Directions - Could you print every record exactly as it stands?

[App and web page records]
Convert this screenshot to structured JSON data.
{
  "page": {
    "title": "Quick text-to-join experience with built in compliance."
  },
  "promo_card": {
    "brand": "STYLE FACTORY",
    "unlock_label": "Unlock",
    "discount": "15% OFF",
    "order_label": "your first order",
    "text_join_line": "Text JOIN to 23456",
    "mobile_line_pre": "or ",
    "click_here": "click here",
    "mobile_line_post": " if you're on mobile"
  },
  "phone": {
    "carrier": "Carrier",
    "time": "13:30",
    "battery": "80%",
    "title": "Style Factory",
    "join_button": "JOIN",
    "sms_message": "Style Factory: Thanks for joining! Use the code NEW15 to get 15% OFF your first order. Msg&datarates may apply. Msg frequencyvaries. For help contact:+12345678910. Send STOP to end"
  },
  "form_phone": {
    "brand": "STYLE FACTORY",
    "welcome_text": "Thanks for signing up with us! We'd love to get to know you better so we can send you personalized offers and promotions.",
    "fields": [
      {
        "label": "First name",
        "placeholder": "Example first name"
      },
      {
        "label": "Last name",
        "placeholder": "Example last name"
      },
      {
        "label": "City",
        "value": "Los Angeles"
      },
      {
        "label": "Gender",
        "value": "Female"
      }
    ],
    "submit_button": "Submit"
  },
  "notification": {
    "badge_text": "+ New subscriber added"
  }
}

Output for this task -
Convert this screenshot to structured JSON data.
{
  "page": {
    "title": "Quick text-to-join experience with built in compliance."
  },
  "promo_card": {
    "brand": "STYLE FACTORY",
    "unlock_label": "Unlock",
    "discount": "15% OFF",
    "order_label": "your first order",
    "text_join_line": "Text JOIN to 23456",
    "mobile_line_pre": "or ",
    "click_here": "click here",
    "mobile_line_post": " if you're on mobile"
  },
  "phone": {
    "carrier": "Carrier",
    "time": "13:30",
    "battery": "80%",
    "title": "Style Factory",
    "join_button": "JOIN",
    "sms_message": "Style Factory: Thanks for joining! Use the code NEW15 to get 15% OFF your first order. Msg&datarates may apply. Msg frequencyvaries. For help contact:+12345678910. Send STOP to end"
  },
  "form_phone": {
    "brand": "STYLE FACTORY",
    "welcome_text": "Thanks for signing up with us! We'd love to get to know you better so we can send you personalized offers and promotions.",
    "fields": [
      {
        "label": "First name",
        "placeholder": "Example first name"
      },
      {
        "label": "Last name",
        "placeholder": "Example last name"
      },
      {
        "label": "City",
        "value": "Los Angeles"
      },
      {
        "label": "Gender",
        "value": "Female"
      }
    ],
    "submit_button": "Submit"
  },
  "notification": {
    "badge_text": "+ New subscriber added"
  }
}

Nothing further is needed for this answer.